This week on Terribleminds, Chuck told us to pick a song at random, and use said song as the title, and ideally the inspiration for the story.
I got One Republics – Counting Stars. Got to say that fate was kind to me this week, and so here is:
‘What’s your biggest regret?’
Dexter turned to Trudie, her eyes lit up like the stars above them, and ran his fingers through her jet black hair; stroking her face with the back of his hand.
‘I told you before; I don’t have regrets’ he cooed.
‘Everyone has regrets’ she said ‘even if it’s just buying a particular shirt’
He looked down at his shirt, checking he didn’t regret this particular one, and then looked up at the night sky. The stars were on display, as they always were outside the city.
He stared up at the sky for what felt like a minute, but the impatience in her voice when she spoke told him it must have been longer.
‘You see that star over there’ he pointed to a bright, but small, star far in the distance.
‘Which one, there are so many’
He pointed to the brightest star in the sky ‘you see that one, right?’
‘Count sixteen to the left, and then three up’
She pointed her finger to the sky and began counting stars. When she reached the end she said ‘that one?’
‘Yes’ he said ‘that is my regret’
‘What is?’ she looked perplexed
‘Leaving it, leaving home, that’s my biggest regret’
‘What was it like?’ she asked
She nodded slow, looking sad. Or was she simply responding to his sorrow.
‘It was the most beautiful place in the Universe, but it could, at times, be the ugliest’
He turned to look at her again, now that the two moons had surfaced from their blanket of clouds; they gave her hair a purple hue. He smiled.
‘People: we were why it got ugly’
‘Oh’ she said ‘is that why you left?’
He turned his attention back to the sky, focussing on the same small bright star.
‘We had no choice.

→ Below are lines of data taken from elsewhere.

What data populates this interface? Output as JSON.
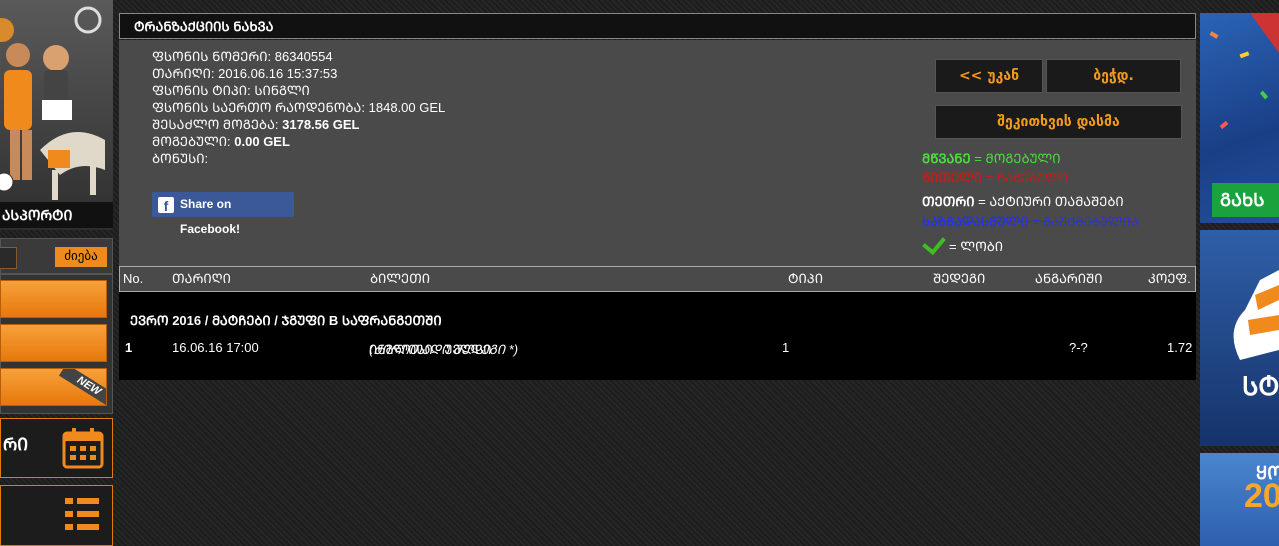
{
  "sidebar": {
    "sport_label": "ᲡᲞᲝᲠᲢᲘ",
    "sport_label_visible": "ᲐᲡᲞᲝᲠᲢᲘ",
    "search_button": "ძიება",
    "calendar_label": "ᲠᲘ",
    "new_badge": "NEW"
  },
  "panel": {
    "title": "ᲢᲠᲐᲜᲖᲐᲥᲪᲘᲘᲡ ᲜᲐᲮᲕᲐ",
    "info": {
      "ticket_number_label": "ᲤᲡᲝᲜᲘᲡ ᲜᲝᲛᲔᲠᲘ:",
      "ticket_number": "86340554",
      "date_label": "ᲗᲐᲠᲘᲦᲘ:",
      "date": "2016.06.16 15:37:53",
      "type_label": "ᲤᲡᲝᲜᲘᲡ ᲢᲘᲞᲘ:",
      "type": "ᲡᲘᲜᲒᲚᲘ",
      "total_label": "ᲤᲡᲝᲜᲘᲡ ᲡᲐᲔᲠᲗᲝ ᲠᲐᲝᲓᲔᲜᲝᲑᲐ:",
      "total": "1848.00 GEL",
      "possible_win_label": "ᲨᲔᲡᲐᲫᲚᲝ ᲛᲝᲒᲔᲑᲐ:",
      "possible_win": "3178.56 GEL",
      "won_label": "ᲛᲝᲒᲔᲑᲣᲚᲘ:",
      "won": "0.00 GEL",
      "bonus_label": "ᲑᲝᲜᲣᲡᲘ:"
    },
    "facebook_share": "Share on Facebook!",
    "back_button": "<< უკან",
    "print_button": "ბეჭდ.",
    "report_button": "შეკითხვის დასმა",
    "legend": [
      {
        "key": "ᲛᲬᲕᲐᲜᲔ",
        "value": "= ᲛᲝᲒᲔᲑᲣᲚᲘ",
        "color": "#4fdc3f"
      },
      {
        "key": "ᲬᲘᲗᲔᲚᲘ",
        "value": "= ᲬᲐᲒᲔᲑᲣᲚᲘ",
        "color": "#c21d1d"
      },
      {
        "key": "ᲗᲔᲗᲠᲘ",
        "value": "= ᲐᲥᲢᲘᲣᲠᲘ ᲗᲐᲛᲐᲨᲔᲑᲘ",
        "color": "#ffffff"
      },
      {
        "key": "ᲮᲐᲖᲒᲐᲓᲐᲡᲛᲣᲚᲘ",
        "value": "= ᲒᲐᲣᲥᲛᲔᲑᲣᲚᲘᲐ",
        "color": "#2a32e6"
      },
      {
        "key": "",
        "value": "= ᲚᲝᲑᲘ",
        "color": "#3dbf1f"
      }
    ],
    "table": {
      "headers": [
        "No.",
        "ᲗᲐᲠᲘᲦᲘ",
        "ᲑᲘᲚᲔᲗᲘ",
        "ᲢᲘᲞᲘ",
        "ᲨᲔᲓᲔᲒᲘ",
        "ᲐᲜᲒᲐᲠᲘᲨᲘ",
        "ᲙᲝᲔᲤ."
      ],
      "group": "ᲔᲕᲠᲝ 2016 / ᲛᲐᲢᲩᲔᲑᲘ / ᲯᲒᲣᲤᲘ B ᲡᲐᲤᲠᲐᲜᲒᲔᲗᲨᲘ",
      "rows": [
        {
          "no": "1",
          "date": "16.06.16 17:00",
          "ticket": "ᲘᲜᲒᲚᲘᲡᲘ - ᲣᲔᲚᲡᲘ",
          "ticket_note": "(ᲫᲘᲠᲘᲗᲐᲓᲘ ᲨᲔᲓᲔᲒᲘ *)",
          "type": "1",
          "result": "",
          "score": "?-?",
          "coef": "1.72"
        }
      ]
    }
  },
  "right_banners": {
    "banner1_button": "ᲒᲐᲮᲡ",
    "banner2_text": "ᲡᲢ",
    "banner3_line1": "ᲧᲝ",
    "banner3_line2": "20"
  }
}
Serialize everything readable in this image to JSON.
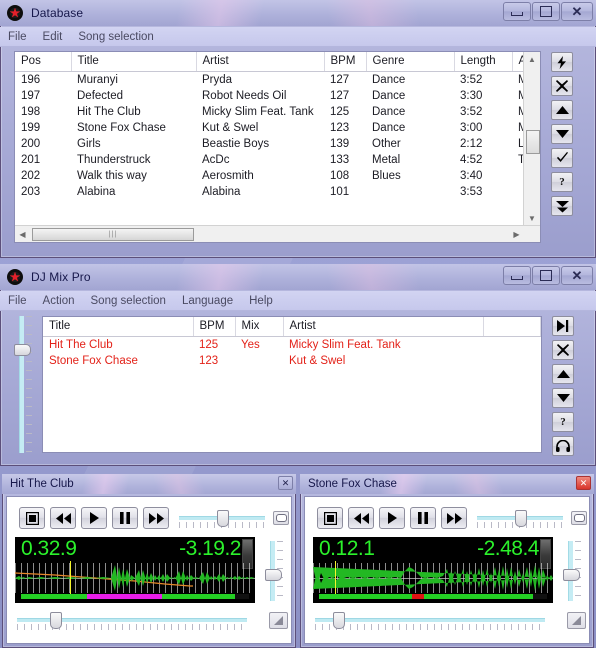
{
  "desktop": {
    "bg": "#9aa0d4"
  },
  "windows": {
    "database": {
      "title": "Database",
      "icon": "red-star-icon",
      "menus": [
        "File",
        "Edit",
        "Song selection"
      ],
      "titlebar_buttons": [
        {
          "name": "minimize-button",
          "glyph": "minimize"
        },
        {
          "name": "maximize-button",
          "glyph": "maximize"
        },
        {
          "name": "close-button",
          "glyph": "✕"
        }
      ],
      "table": {
        "columns": [
          "Pos",
          "Title",
          "Artist",
          "BPM",
          "Genre",
          "Length",
          "Al"
        ],
        "rows": [
          {
            "pos": "196",
            "title": "Muranyi",
            "artist": "Pryda",
            "bpm": "127",
            "genre": "Dance",
            "length": "3:52",
            "album": "M"
          },
          {
            "pos": "197",
            "title": "Defected",
            "artist": "Robot Needs Oil",
            "bpm": "127",
            "genre": "Dance",
            "length": "3:30",
            "album": "M"
          },
          {
            "pos": "198",
            "title": "Hit The Club",
            "artist": "Micky Slim Feat. Tank",
            "bpm": "125",
            "genre": "Dance",
            "length": "3:52",
            "album": "M"
          },
          {
            "pos": "199",
            "title": "Stone Fox Chase",
            "artist": "Kut & Swel",
            "bpm": "123",
            "genre": "Dance",
            "length": "3:00",
            "album": "M"
          },
          {
            "pos": "200",
            "title": "Girls",
            "artist": "Beastie Boys",
            "bpm": "139",
            "genre": "Other",
            "length": "2:12",
            "album": "Li"
          },
          {
            "pos": "201",
            "title": "Thunderstruck",
            "artist": "AcDc",
            "bpm": "133",
            "genre": "Metal",
            "length": "4:52",
            "album": "Th"
          },
          {
            "pos": "202",
            "title": "Walk this way",
            "artist": "Aerosmith",
            "bpm": "108",
            "genre": "Blues",
            "length": "3:40",
            "album": ""
          },
          {
            "pos": "203",
            "title": "Alabina",
            "artist": "Alabina",
            "bpm": "101",
            "genre": "",
            "length": "3:53",
            "album": ""
          }
        ]
      },
      "toolbar": [
        {
          "name": "auto-bpm-button",
          "icon": "lightning-bolt-icon"
        },
        {
          "name": "delete-button",
          "icon": "x-icon"
        },
        {
          "name": "move-up-button",
          "icon": "triangle-up-icon"
        },
        {
          "name": "move-down-button",
          "icon": "triangle-down-icon"
        },
        {
          "name": "confirm-button",
          "icon": "checkmark-icon"
        },
        {
          "name": "help-button",
          "icon": "question-mark-icon"
        },
        {
          "name": "send-to-list-button",
          "icon": "double-chevron-down-icon"
        }
      ]
    },
    "djmixpro": {
      "title": "DJ Mix Pro",
      "icon": "red-star-icon",
      "menus": [
        "File",
        "Action",
        "Song selection",
        "Language",
        "Help"
      ],
      "titlebar_buttons": [
        {
          "name": "minimize-button",
          "glyph": "minimize"
        },
        {
          "name": "maximize-button",
          "glyph": "maximize"
        },
        {
          "name": "close-button",
          "glyph": "✕"
        }
      ],
      "table": {
        "columns": [
          "Title",
          "BPM",
          "Mix",
          "Artist",
          ""
        ],
        "rows": [
          {
            "title": "Hit The Club",
            "bpm": "125",
            "mix": "Yes",
            "artist": "Micky Slim Feat. Tank"
          },
          {
            "title": "Stone Fox Chase",
            "bpm": "123",
            "mix": "",
            "artist": "Kut & Swel"
          }
        ]
      },
      "toolbar": [
        {
          "name": "skip-next-button",
          "icon": "skip-next-icon"
        },
        {
          "name": "delete-button",
          "icon": "x-icon"
        },
        {
          "name": "move-up-button",
          "icon": "triangle-up-icon"
        },
        {
          "name": "move-down-button",
          "icon": "triangle-down-icon"
        },
        {
          "name": "help-button",
          "icon": "question-mark-icon"
        },
        {
          "name": "headphones-button",
          "icon": "headphones-icon"
        }
      ],
      "crossfader": {
        "name": "playlist-crossfader",
        "value_pct": 22
      }
    },
    "player_left": {
      "title": "Hit The Club",
      "close_label": "✕",
      "close_active": false,
      "transport": [
        {
          "name": "stop-button",
          "icon": "stop-icon"
        },
        {
          "name": "rewind-button",
          "icon": "rewind-icon"
        },
        {
          "name": "play-button",
          "icon": "play-icon"
        },
        {
          "name": "pause-button",
          "icon": "pause-icon"
        },
        {
          "name": "fast-forward-button",
          "icon": "fast-forward-icon"
        }
      ],
      "pitch_slider": {
        "name": "pitch-slider",
        "value_pct": 50
      },
      "display": {
        "elapsed": "0.32.9",
        "remaining": "-3.19.2",
        "cursor_pct": 23,
        "progress": [
          {
            "color": "#24d024",
            "start_pct": 0,
            "width_pct": 29
          },
          {
            "color": "#e81ee8",
            "start_pct": 29,
            "width_pct": 33
          },
          {
            "color": "#24d024",
            "start_pct": 62,
            "width_pct": 32
          }
        ]
      },
      "volume_slider": {
        "name": "volume-slider",
        "value_pct": 55
      },
      "position_slider": {
        "name": "position-slider",
        "value_pct": 15
      },
      "aux_buttons": [
        {
          "name": "mute-button",
          "icon": "pill-icon"
        },
        {
          "name": "eq-button",
          "icon": "ramp-icon"
        },
        {
          "name": "cue-button",
          "icon": "ramp-icon"
        }
      ]
    },
    "player_right": {
      "title": "Stone Fox Chase",
      "close_label": "✕",
      "close_active": true,
      "transport": [
        {
          "name": "stop-button",
          "icon": "stop-icon"
        },
        {
          "name": "rewind-button",
          "icon": "rewind-icon"
        },
        {
          "name": "play-button",
          "icon": "play-icon"
        },
        {
          "name": "pause-button",
          "icon": "pause-icon"
        },
        {
          "name": "fast-forward-button",
          "icon": "fast-forward-icon"
        }
      ],
      "pitch_slider": {
        "name": "pitch-slider",
        "value_pct": 50
      },
      "display": {
        "elapsed": "0.12.1",
        "remaining": "-2.48.4",
        "cursor_pct": 9,
        "progress": [
          {
            "color": "#24d024",
            "start_pct": 0,
            "width_pct": 41
          },
          {
            "color": "#e01414",
            "start_pct": 41,
            "width_pct": 5
          },
          {
            "color": "#24d024",
            "start_pct": 46,
            "width_pct": 48
          }
        ]
      },
      "volume_slider": {
        "name": "volume-slider",
        "value_pct": 55
      },
      "position_slider": {
        "name": "position-slider",
        "value_pct": 8
      },
      "aux_buttons": [
        {
          "name": "mute-button",
          "icon": "pill-icon"
        },
        {
          "name": "eq-button",
          "icon": "ramp-icon"
        },
        {
          "name": "cue-button",
          "icon": "ramp-icon"
        }
      ]
    }
  }
}
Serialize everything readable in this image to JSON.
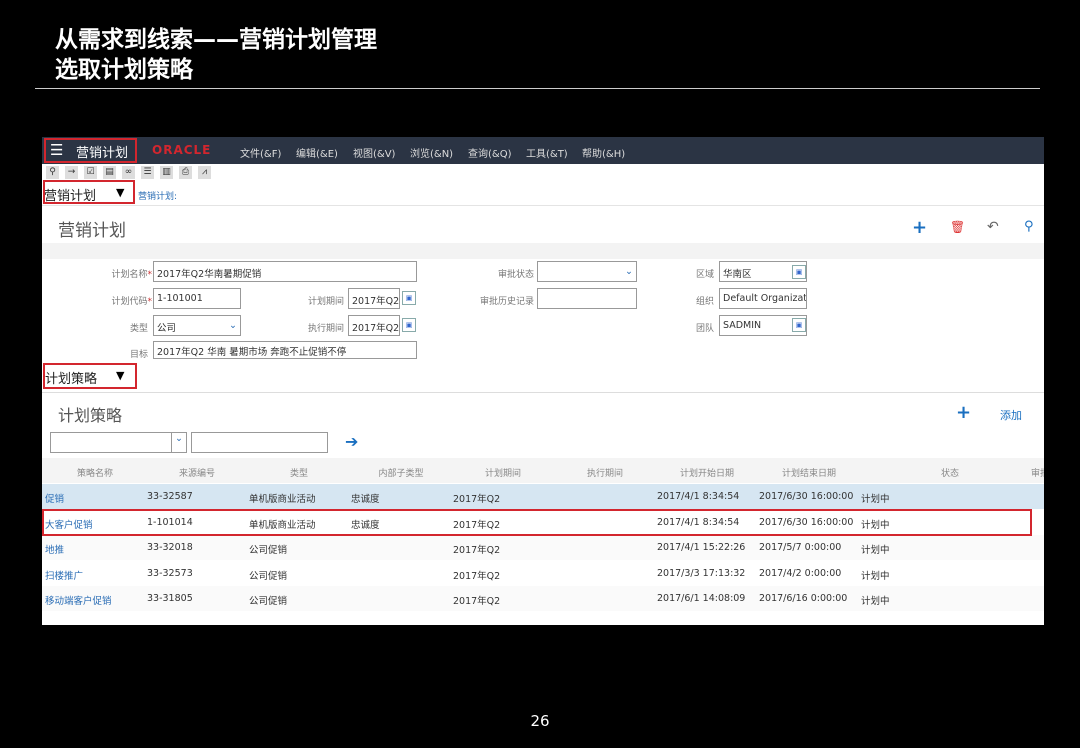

We were running out of fuel, and we had all but killed the planet in pursuit of more’ the memories brought him deep waves of sadness, but he continued ‘I lead the first venture; to find new resources, and if necessary – a new planet’
She smiled at this, all innocent contentment ‘you did both’
He nodded. He had. He wasn’t alone, but one of the few people who had found new worlds; the five new worlds known as: The One Republic. But still, the achievement could not stave off his deep sense of loss.
‘But at what cost?’ he asked himself
‘You should be happy’ she said ‘if it wasn’t for you coming here, we never would have met’ she smiled at him; it should have been warming, but the light of the stars highlighted the tears in his eyes.
‘Oh Trudie’ he cupped her face in his hand ‘I miss you more than ever’
She looked taken aback, almost hurt, she said ‘but Dex, I’m right here’ she touched his chest. He felt it physically, but it was no more his wife than this was Earth.
‘I’m feeling tired’ she said. She laid her head down gently on the ground and closed her eyes.
Dexter watched her for a moment, lying there; peaceful, serene, lifeless. He sat up and looked around. He, like the other founding members, had designed the planet in the image of Earth. But it felt surreal, false, unconvincing; like a doppelganger trying to pass for the original.
He looked back up at the stars. The small dwindling light still pulled the strings of his heart. He tried hard to remember his wife Trudie, and his son Teejay, not as the chard, gnarled husks they were when he last saw them, but as they had been before. Before the sun scorched the Earth and ravaged humanity; no longer sustaining life within its protective bubble. The atmosphere gave way to the abuse man had subjected it to, and those that remained, waiting patient for the return of their loved ones, could do nothing but feel the flesh melt from their bones.
‘Mr Goldstein, sir’
Dexter turned to the voice; appearing out of the darkness like a spectre.
‘Has she powered down?’
‘I’ll have her collected and recharged, sir’
Dexter nodded, and as the silence filled the space between them, the professor took it as he cue to leave.
The professor paused.
‘The hair was a nice touch’ he said ‘that’s the sort of colour she would’ve dyed it’
The professor nodded, and walked back across the grass toward the house.
Dexter looked back up at the stars, and to stop himself remembering the bad times, he began to count.